Without the images, repeat every line of the listing exactly.

===============

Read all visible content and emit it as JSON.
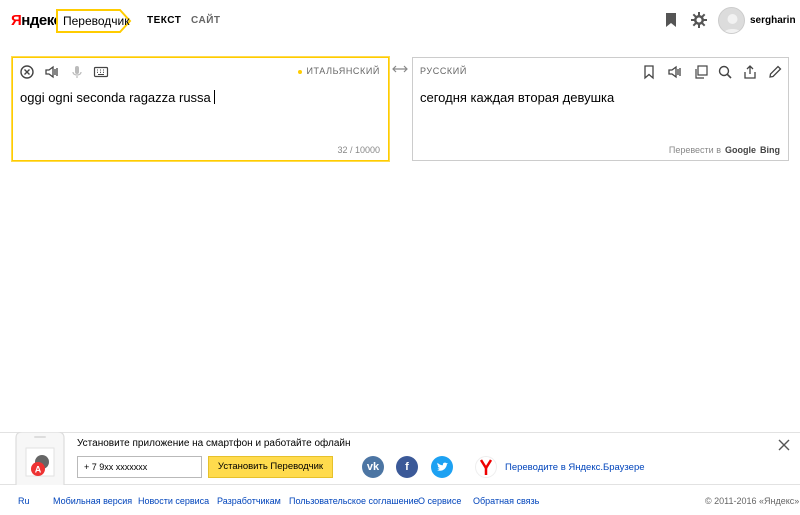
{
  "header": {
    "logo_first": "Я",
    "logo_rest": "ндекс",
    "service_name": "Переводчик",
    "tabs": [
      {
        "label": "ТЕКСТ",
        "active": true
      },
      {
        "label": "САЙТ",
        "active": false
      }
    ],
    "icons": [
      "bookmark-icon",
      "gear-icon"
    ],
    "username": "sergharin"
  },
  "source_panel": {
    "language": "ИТАЛЬЯНСКИЙ",
    "text": "oggi ogni seconda ragazza russa",
    "counter": "32 / 10000",
    "tools": [
      "clear-icon",
      "speaker-icon",
      "microphone-icon",
      "keyboard-icon"
    ]
  },
  "target_panel": {
    "language": "РУССКИЙ",
    "text": "сегодня каждая вторая девушка",
    "translate_in_label": "Перевести в",
    "engines": [
      "Google",
      "Bing"
    ],
    "tools": [
      "bookmark-icon",
      "speaker-icon",
      "copy-icon",
      "search-icon",
      "share-icon",
      "edit-icon"
    ]
  },
  "promo": {
    "title": "Установите приложение на смартфон и работайте офлайн",
    "phone_value": "+ 7  9xx xxxxxxx",
    "install_button": "Установить Переводчик",
    "browser_link": "Переводите в Яндекс.Браузере",
    "socials": [
      "vk",
      "facebook",
      "twitter"
    ]
  },
  "footer": {
    "links": [
      "Ru",
      "Мобильная версия",
      "Новости сервиса",
      "Разработчикам",
      "Пользовательское соглашение",
      "О сервисе",
      "Обратная связь"
    ],
    "copyright": "© 2011-2016 «Яндекс»"
  },
  "colors": {
    "accent_yellow": "#ffdb4d",
    "link_blue": "#0044bb",
    "vk": "#4c75a3",
    "facebook": "#3b5998",
    "twitter": "#1da1f2"
  }
}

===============

### Answer to the exercise
Read all visible content and emit it as JSON.
{
  "header": {
    "logo_first": "Я",
    "logo_rest": "ндекс",
    "service_name": "Переводчик",
    "tabs": [
      {
        "label": "ТЕКСТ",
        "active": true
      },
      {
        "label": "САЙТ",
        "active": false
      }
    ],
    "icons": [
      "bookmark-icon",
      "gear-icon"
    ],
    "username": "sergharin"
  },
  "source_panel": {
    "language": "ИТАЛЬЯНСКИЙ",
    "text": "oggi ogni seconda ragazza russa",
    "counter": "32 / 10000",
    "tools": [
      "clear-icon",
      "speaker-icon",
      "microphone-icon",
      "keyboard-icon"
    ]
  },
  "target_panel": {
    "language": "РУССКИЙ",
    "text": "сегодня каждая вторая девушка",
    "translate_in_label": "Перевести в",
    "engines": [
      "Google",
      "Bing"
    ],
    "tools": [
      "bookmark-icon",
      "speaker-icon",
      "copy-icon",
      "search-icon",
      "share-icon",
      "edit-icon"
    ]
  },
  "promo": {
    "title": "Установите приложение на смартфон и работайте офлайн",
    "phone_value": "+ 7  9xx xxxxxxx",
    "install_button": "Установить Переводчик",
    "browser_link": "Переводите в Яндекс.Браузере",
    "socials": [
      "vk",
      "facebook",
      "twitter"
    ]
  },
  "footer": {
    "links": [
      "Ru",
      "Мобильная версия",
      "Новости сервиса",
      "Разработчикам",
      "Пользовательское соглашение",
      "О сервисе",
      "Обратная связь"
    ],
    "copyright": "© 2011-2016 «Яндекс»"
  },
  "colors": {
    "accent_yellow": "#ffdb4d",
    "link_blue": "#0044bb",
    "vk": "#4c75a3",
    "facebook": "#3b5998",
    "twitter": "#1da1f2"
  }
}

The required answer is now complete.